**Task to carry out**
Please filter the listing below and copy out the lines that hold "JSON".

**Data records**
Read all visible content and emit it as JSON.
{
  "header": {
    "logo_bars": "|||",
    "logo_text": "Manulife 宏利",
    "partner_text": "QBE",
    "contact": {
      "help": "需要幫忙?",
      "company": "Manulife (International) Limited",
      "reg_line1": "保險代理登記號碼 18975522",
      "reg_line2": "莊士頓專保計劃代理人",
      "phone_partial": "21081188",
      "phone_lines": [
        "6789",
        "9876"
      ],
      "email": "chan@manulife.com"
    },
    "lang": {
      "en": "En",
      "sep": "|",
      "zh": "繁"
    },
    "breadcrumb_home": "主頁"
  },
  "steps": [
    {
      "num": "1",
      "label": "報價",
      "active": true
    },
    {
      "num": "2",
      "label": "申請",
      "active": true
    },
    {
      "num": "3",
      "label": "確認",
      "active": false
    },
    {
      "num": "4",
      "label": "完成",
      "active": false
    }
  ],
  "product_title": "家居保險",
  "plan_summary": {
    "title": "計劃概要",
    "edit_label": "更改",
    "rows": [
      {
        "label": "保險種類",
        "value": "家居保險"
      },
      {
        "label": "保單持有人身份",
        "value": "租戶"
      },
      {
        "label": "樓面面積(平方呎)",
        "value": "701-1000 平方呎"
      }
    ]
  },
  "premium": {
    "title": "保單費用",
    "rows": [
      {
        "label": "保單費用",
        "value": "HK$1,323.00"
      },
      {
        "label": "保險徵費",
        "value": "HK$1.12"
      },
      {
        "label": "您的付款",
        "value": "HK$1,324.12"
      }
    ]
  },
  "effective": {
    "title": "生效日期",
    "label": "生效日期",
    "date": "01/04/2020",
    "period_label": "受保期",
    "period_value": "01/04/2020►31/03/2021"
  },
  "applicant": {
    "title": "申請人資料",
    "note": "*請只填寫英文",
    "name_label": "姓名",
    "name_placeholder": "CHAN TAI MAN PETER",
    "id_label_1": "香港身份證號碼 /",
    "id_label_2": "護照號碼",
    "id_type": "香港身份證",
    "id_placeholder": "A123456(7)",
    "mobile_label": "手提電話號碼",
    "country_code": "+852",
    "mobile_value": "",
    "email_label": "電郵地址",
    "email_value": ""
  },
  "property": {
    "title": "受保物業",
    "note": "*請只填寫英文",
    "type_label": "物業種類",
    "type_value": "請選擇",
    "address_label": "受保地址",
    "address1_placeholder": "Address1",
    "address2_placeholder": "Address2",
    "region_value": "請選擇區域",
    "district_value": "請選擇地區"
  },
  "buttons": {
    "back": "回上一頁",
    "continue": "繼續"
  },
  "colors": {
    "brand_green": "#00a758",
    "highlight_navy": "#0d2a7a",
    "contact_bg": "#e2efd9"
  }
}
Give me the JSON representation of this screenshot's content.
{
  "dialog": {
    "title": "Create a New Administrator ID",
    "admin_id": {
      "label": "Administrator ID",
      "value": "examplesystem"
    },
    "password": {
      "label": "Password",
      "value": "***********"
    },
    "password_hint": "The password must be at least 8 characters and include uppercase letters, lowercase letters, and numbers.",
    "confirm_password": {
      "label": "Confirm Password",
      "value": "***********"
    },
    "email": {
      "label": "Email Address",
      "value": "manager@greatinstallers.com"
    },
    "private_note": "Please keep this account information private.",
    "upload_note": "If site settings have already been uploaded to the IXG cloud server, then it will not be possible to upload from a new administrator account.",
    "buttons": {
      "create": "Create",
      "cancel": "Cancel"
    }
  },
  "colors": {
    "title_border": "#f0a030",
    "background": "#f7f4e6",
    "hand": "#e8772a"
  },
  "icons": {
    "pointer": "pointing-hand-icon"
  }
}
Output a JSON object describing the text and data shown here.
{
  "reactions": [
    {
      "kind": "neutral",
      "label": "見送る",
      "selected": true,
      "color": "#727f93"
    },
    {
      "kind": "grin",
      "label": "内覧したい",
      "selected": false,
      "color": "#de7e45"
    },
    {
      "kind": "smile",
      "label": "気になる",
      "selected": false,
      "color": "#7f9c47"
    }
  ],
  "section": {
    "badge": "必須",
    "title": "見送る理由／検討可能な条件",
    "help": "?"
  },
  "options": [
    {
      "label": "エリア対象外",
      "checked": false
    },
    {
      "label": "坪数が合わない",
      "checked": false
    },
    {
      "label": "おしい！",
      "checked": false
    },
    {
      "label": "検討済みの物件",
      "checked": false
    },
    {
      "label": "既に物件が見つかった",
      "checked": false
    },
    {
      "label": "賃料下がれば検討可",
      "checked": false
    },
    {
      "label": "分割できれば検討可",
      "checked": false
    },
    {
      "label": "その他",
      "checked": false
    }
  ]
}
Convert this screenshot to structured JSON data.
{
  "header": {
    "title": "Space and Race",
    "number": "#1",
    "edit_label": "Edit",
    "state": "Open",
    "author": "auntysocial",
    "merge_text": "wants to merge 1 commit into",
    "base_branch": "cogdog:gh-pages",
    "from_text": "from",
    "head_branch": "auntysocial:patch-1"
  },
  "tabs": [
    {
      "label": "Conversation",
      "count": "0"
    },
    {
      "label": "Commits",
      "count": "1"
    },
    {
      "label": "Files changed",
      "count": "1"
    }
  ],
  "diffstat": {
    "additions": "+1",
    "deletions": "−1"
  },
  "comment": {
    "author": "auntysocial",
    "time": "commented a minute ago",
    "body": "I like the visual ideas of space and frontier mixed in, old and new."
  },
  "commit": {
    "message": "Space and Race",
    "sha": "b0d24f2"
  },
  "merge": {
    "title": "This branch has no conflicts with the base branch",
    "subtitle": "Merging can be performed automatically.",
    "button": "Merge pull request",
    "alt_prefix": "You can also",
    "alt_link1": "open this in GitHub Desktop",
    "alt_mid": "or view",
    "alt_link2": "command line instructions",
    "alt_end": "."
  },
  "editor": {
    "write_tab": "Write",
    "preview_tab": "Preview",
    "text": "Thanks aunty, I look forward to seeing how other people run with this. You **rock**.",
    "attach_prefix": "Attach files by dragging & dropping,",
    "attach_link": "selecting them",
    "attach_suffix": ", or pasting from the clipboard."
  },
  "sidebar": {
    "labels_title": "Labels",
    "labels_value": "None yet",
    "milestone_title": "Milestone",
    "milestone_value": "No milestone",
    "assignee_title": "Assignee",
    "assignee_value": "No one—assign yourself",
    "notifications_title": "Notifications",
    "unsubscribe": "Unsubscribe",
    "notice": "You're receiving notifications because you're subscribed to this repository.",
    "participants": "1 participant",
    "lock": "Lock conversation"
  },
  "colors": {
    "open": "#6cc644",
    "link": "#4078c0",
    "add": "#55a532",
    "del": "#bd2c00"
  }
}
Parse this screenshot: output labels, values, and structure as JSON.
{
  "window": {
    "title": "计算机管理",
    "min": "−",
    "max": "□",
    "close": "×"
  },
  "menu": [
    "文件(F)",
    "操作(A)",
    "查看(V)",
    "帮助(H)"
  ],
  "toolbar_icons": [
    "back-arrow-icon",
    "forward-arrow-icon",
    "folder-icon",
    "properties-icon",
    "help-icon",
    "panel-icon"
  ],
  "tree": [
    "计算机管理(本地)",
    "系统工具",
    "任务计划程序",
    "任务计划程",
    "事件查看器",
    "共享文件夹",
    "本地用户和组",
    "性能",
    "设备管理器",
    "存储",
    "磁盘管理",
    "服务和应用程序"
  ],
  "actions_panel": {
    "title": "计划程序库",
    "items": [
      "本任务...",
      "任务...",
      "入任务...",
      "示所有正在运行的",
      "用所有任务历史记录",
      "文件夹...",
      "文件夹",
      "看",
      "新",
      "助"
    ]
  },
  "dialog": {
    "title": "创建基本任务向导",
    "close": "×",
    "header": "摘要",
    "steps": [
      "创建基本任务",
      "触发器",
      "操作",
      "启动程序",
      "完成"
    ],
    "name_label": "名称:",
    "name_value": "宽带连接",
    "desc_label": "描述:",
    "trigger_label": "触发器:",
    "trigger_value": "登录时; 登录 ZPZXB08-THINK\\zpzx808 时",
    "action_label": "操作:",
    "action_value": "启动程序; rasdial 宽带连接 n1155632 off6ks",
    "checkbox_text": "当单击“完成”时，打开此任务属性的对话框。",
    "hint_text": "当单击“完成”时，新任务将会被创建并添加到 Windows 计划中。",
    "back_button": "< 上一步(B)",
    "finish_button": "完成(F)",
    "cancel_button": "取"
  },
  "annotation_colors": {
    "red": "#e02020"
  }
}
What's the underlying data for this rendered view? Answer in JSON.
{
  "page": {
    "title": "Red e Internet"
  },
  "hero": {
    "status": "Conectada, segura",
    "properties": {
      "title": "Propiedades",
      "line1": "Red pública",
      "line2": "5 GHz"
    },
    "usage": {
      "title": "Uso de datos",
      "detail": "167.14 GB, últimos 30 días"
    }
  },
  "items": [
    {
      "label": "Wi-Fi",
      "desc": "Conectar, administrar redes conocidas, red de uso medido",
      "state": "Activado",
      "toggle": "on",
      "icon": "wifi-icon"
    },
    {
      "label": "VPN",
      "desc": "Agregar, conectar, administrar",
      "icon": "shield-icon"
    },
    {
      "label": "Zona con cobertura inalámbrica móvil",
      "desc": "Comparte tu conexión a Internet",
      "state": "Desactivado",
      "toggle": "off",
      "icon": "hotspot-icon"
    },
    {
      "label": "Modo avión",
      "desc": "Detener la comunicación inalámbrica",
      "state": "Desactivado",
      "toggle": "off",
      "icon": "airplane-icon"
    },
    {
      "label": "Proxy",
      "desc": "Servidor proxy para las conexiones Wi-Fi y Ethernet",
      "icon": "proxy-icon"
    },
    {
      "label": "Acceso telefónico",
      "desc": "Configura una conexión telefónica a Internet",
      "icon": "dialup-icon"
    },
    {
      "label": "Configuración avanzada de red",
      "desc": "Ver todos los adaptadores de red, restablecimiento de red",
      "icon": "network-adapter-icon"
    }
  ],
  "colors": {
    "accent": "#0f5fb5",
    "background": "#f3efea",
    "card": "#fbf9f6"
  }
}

**Answer space**
Read all visible content and emit it as JSON.
Give me the JSON representation of this screenshot's content.
Output a JSON object describing the text and data shown here.
Convert this screenshot to structured JSON data.
Parse this screenshot: output labels, values, and structure as JSON.
What's the underlying data for this rendered view? Answer in JSON.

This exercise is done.